The question “stroke or smoke” might seem like choosing out of ways to die, but for motorcycle riders it’s asking the preference out of the two methods of combustion. “Stroke” refers to four-stroke engines, now the dominant technology while “smoke” is two-stroke, nicknamed as such because of the plumes of blue smoke the engines produce as a result of the burning of oil along with petrol.
Beginning in the 1980s and 1990s, two-stroke engines were phased out in favour of cleaner four-strokes, the purge culminating in the establishment of the MotoGP Grand Prix class in 2002, which saw 990cc four-strokes competing (and dominating) the older 500cc two-strokes. By 2003, no two-stroke GP machines were on the grid and public two-stroke motorcycles were limited to farm and off-road equipment.
That has largely been the case since but, despite the emissions issues, two-stroke tech still has merits. For example, power is produced with every rotation of the crank, whereas four-stroke engines produce power only every second rotation. Kawasaki is rumoured to be working on a supercharged two-stroke engine that could become a type of generator for a hybrid system as, if operated within a set RPM window, two-strokes can run quite cleanly.
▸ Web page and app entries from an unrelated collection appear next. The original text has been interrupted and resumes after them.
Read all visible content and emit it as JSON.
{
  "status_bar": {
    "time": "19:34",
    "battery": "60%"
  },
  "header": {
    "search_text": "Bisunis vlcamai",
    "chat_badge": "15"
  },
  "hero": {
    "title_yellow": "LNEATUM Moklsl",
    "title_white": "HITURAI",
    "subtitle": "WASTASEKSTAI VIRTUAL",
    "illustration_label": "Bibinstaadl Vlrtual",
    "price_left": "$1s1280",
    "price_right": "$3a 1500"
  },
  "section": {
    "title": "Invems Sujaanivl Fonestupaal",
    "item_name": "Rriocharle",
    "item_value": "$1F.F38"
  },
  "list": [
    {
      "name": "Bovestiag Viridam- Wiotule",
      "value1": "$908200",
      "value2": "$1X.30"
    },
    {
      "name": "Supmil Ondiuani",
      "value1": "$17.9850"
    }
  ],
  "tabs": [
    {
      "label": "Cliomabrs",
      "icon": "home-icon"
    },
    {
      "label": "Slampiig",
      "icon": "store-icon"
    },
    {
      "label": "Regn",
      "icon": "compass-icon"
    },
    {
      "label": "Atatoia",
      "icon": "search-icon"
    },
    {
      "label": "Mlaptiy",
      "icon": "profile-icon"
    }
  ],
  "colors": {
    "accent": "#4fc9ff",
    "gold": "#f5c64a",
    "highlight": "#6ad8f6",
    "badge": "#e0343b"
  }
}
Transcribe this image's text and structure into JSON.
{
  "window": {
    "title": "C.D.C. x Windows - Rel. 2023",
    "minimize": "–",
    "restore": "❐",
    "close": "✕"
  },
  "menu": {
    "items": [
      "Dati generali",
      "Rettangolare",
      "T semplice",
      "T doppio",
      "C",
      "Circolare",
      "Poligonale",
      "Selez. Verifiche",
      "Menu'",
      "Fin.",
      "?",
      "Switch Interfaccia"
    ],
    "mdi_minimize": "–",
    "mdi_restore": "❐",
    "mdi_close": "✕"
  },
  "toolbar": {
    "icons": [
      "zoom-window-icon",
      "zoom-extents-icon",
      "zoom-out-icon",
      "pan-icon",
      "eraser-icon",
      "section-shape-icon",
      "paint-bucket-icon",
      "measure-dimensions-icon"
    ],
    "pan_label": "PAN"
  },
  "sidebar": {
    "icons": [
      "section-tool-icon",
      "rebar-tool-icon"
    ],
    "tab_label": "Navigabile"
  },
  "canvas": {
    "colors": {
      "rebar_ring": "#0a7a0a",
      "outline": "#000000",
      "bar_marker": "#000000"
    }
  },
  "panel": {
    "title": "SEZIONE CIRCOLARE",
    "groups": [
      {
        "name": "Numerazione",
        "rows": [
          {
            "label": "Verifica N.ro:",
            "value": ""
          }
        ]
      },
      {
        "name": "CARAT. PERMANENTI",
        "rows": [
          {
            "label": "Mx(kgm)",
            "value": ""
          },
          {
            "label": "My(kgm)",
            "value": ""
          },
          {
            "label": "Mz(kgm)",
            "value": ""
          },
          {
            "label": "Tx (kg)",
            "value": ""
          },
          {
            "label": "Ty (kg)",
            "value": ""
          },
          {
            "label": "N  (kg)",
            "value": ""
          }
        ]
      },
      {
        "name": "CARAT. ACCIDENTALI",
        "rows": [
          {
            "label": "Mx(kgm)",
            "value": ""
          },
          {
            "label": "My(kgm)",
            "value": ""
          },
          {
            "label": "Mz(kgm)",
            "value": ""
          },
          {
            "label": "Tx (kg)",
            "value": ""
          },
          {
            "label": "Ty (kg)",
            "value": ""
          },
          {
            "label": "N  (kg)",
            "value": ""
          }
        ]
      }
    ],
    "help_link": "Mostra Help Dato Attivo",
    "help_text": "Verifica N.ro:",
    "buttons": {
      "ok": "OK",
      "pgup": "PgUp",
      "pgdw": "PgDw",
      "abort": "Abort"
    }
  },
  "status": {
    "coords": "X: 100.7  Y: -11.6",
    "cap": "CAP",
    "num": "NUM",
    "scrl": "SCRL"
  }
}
Kawasaki isn’t the only one working on two-stroke tech, either. A man from Australia named Basil van Rooyen has designed a new type of engine called the “Crankcase Independent Two-Stroke” (CITS) which apparently meets the latest emissions regulations. The CITS avoids total loss lubrication, which means oil isn’t burnt along with petrol during combustion.
Read more: Two-stroke motorcycles might be coming back